GOAL OF THE EXERCISE =
State the count of lines in this material that hold the string "아동급식" and add nothing.

SOURCE DATA =
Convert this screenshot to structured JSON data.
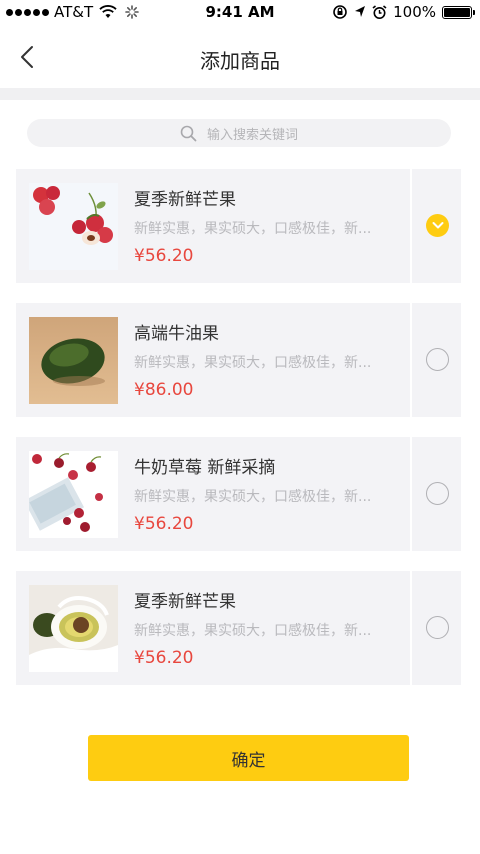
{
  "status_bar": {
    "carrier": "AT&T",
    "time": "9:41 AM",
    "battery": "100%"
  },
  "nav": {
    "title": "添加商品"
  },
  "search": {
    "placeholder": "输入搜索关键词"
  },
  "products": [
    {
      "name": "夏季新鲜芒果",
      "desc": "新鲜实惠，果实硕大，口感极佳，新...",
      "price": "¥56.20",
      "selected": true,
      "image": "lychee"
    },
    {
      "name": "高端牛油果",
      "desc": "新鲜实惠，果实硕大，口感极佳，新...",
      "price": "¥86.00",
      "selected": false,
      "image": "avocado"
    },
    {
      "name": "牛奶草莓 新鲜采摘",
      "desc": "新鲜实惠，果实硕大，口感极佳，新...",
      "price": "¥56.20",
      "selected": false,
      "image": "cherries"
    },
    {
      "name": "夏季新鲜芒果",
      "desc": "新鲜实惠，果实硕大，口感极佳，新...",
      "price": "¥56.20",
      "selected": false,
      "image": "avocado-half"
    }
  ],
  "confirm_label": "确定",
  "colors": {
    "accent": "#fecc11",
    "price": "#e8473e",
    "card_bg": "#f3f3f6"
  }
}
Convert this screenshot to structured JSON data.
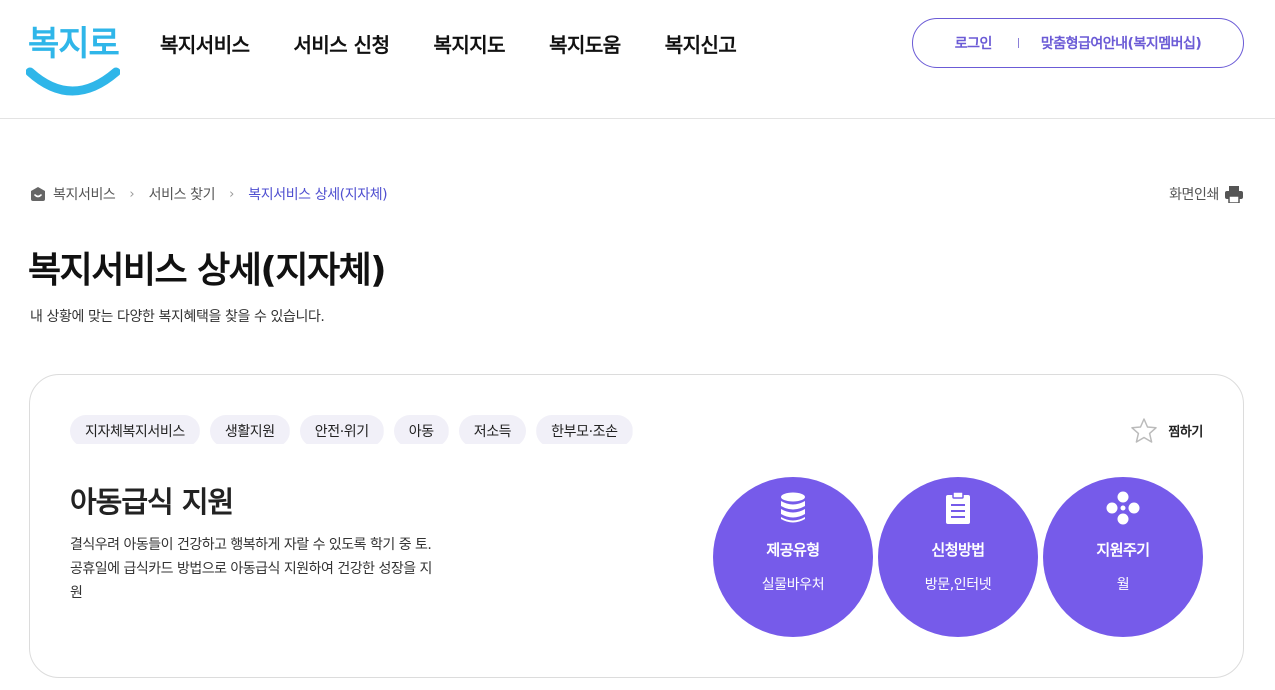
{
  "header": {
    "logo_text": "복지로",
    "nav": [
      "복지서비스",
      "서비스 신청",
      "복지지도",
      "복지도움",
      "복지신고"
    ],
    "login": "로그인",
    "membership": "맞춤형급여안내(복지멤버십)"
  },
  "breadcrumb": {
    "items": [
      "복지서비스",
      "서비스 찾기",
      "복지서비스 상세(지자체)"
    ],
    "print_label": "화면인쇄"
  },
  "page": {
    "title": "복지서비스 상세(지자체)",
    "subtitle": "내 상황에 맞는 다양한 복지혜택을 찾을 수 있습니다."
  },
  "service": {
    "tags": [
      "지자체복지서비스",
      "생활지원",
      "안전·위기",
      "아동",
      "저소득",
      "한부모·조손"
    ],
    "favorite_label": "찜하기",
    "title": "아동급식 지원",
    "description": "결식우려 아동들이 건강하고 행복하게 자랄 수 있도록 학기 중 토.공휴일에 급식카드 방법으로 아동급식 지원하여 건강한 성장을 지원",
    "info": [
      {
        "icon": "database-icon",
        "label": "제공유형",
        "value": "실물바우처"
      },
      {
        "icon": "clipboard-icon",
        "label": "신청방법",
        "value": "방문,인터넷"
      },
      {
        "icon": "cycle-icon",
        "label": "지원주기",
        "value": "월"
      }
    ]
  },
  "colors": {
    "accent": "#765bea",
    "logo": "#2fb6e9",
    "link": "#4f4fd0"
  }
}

WRITTEN RESPONSE =
2